“I’m going to Hotchkiss,” “I’ve been accepted at Andover,” or “I can’t wait to leave in September for Kent”—are all snatches of conversation I have heard over summers while working at KIPP Reach, my former middle school, whenever recent, successful graduates come by to see their favorite teachers. If they say “Hi” and ask me about Massachusetts, Deerfield, or my college plans, I smile. I recognize in them the pride and achievement (and fear) that was once, and probably still is, in me.
But for every kid who goes from KIPP Reach’s eighth grade class to the freshman class of Exeter, there are at least twenty classmates who will never get the opportunity. With speculation, I would say that also goes for most students in the greater Oklahoma City area, the state of Oklahoma, the southwest region, and the United States. I wonder if the kids headed to prep schools realize what that means.
I am not talking solely about the problem of boarding high schools being seen as elite or reformative in public thought, but a closely-tied predicament. Boarding-school students often have such overflowing pride for their institutions and personal achievements (or prefer to speak only with students in similar situations) that it, by accident, borders on snobbery and insensitivity towards others of different circles (read: less-privileged high schools).
These issues stem from conversations and actions. As prep-school students, we need to be sensitive to how we portray and talk to others about Deerfield, this way of life, and our thoughts on different paths. How we live our lives may be the only hint that outsiders ever get as to what institutions like Deerfield are truly like.
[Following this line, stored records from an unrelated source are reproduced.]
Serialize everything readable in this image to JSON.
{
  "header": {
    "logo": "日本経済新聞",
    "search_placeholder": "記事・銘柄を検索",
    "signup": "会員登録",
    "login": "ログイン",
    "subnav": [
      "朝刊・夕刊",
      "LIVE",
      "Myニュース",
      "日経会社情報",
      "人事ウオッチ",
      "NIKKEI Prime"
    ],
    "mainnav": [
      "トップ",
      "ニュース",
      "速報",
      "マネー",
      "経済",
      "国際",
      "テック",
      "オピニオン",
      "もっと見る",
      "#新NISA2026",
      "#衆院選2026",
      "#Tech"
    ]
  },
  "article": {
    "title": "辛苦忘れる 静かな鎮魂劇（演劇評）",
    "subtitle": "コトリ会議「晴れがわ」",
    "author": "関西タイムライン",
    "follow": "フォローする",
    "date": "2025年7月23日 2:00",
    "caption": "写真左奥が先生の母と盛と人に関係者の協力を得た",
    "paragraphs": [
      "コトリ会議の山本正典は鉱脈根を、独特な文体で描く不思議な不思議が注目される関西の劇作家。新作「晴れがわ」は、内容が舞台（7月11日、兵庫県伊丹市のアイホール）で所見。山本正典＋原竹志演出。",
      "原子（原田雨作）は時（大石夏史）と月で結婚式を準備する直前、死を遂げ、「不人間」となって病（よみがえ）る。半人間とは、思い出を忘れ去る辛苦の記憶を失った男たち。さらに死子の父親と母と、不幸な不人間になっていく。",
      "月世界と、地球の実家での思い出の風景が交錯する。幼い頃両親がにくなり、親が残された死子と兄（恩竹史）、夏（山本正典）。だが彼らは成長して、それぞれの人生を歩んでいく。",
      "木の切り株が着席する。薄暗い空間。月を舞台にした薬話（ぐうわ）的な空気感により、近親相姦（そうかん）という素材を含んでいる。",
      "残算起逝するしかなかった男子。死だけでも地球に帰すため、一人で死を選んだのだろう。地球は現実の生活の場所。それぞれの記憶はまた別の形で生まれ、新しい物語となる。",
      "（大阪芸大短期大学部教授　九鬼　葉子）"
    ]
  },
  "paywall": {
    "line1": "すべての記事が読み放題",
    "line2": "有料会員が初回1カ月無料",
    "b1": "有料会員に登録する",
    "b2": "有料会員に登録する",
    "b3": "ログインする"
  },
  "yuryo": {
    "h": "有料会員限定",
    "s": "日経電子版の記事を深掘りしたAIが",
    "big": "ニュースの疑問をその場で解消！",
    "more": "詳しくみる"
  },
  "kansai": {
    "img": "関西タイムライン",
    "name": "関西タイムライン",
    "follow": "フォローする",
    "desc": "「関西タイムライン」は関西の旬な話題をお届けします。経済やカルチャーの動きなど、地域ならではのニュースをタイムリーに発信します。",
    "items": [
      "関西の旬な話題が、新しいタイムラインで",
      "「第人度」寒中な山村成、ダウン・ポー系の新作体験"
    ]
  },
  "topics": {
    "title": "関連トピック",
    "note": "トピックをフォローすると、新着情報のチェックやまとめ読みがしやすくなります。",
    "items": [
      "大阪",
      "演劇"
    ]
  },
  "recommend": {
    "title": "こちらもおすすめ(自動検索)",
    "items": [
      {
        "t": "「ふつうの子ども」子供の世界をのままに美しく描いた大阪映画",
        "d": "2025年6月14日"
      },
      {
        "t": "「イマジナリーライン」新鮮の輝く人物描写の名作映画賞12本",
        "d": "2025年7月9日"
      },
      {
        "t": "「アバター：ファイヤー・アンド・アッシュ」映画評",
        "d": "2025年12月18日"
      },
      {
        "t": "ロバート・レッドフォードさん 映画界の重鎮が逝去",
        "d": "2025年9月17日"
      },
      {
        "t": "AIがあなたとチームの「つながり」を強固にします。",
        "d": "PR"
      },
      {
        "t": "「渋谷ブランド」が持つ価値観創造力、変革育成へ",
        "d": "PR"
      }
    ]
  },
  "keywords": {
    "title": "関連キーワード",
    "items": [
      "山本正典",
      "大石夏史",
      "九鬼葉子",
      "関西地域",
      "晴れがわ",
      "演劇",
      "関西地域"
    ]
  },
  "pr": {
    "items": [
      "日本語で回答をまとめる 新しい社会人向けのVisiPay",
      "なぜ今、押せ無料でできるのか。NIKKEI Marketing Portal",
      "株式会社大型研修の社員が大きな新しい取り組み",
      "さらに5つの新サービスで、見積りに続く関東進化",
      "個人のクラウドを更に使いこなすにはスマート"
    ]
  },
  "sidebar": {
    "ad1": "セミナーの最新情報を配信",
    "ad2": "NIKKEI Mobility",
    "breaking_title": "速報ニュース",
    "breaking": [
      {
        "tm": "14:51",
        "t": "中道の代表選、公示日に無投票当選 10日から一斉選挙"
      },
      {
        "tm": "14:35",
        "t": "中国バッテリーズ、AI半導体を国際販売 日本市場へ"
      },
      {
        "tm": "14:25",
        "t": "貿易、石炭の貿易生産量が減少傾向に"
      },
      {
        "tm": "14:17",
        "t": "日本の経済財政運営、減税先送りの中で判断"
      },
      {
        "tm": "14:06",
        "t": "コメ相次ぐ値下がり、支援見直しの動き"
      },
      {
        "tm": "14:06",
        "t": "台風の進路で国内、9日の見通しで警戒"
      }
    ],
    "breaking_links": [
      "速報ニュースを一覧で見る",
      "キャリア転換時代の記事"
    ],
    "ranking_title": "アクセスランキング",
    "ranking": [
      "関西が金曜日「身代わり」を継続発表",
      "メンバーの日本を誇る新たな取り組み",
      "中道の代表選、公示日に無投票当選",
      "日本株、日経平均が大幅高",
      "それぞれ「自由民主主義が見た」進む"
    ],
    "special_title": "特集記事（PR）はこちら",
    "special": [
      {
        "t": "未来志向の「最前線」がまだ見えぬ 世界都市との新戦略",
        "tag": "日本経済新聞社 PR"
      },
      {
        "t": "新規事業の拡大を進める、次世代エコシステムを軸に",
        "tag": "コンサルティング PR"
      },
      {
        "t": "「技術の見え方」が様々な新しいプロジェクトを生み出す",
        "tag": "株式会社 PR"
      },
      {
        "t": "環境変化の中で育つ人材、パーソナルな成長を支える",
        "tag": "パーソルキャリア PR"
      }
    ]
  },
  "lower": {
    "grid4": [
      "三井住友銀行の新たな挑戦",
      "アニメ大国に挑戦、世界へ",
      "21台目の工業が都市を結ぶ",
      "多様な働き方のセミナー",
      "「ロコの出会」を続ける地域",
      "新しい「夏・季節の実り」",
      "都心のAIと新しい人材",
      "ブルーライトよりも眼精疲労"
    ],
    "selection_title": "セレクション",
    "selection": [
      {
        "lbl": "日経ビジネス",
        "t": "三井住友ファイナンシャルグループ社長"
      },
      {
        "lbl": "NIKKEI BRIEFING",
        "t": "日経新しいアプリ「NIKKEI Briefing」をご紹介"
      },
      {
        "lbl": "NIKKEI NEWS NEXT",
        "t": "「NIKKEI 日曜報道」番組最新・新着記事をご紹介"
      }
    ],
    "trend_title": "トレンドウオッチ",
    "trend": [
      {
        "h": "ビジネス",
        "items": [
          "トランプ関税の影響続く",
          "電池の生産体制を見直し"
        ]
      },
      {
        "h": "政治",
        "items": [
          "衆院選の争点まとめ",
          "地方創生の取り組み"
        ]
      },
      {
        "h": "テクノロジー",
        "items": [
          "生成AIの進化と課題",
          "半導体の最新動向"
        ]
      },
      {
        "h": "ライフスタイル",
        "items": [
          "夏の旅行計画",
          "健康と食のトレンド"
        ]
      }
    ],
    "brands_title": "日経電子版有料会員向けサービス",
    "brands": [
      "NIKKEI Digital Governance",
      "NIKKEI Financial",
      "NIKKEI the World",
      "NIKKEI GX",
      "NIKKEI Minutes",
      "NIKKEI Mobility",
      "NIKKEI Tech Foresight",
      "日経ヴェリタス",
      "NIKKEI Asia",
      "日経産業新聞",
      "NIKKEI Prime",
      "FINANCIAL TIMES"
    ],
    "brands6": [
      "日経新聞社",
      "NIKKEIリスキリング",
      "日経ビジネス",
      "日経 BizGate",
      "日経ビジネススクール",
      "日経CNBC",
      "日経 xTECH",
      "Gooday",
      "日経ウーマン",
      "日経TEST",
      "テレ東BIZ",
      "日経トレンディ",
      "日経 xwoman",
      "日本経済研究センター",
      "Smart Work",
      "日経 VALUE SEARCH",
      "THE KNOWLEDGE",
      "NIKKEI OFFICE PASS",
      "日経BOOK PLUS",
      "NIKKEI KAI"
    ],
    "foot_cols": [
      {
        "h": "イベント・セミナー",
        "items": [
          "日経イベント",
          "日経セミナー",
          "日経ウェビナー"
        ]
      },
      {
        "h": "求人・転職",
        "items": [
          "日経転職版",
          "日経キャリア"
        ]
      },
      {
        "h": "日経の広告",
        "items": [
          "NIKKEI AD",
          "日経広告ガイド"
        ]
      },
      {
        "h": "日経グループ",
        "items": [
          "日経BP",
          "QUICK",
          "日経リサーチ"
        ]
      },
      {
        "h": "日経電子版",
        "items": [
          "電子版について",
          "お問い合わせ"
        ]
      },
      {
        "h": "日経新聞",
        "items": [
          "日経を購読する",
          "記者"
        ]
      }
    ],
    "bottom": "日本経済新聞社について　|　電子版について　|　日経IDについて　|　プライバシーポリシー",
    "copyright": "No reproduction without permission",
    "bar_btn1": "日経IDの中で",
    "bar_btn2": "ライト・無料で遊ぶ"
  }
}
If the kids leaving KIPP and Oklahoma ever want advice from me, I would tell them that the real beginning of their high school career is when they learn to be respectful of those they are soon to encounter at school, as well as to those whom they are leaving at home.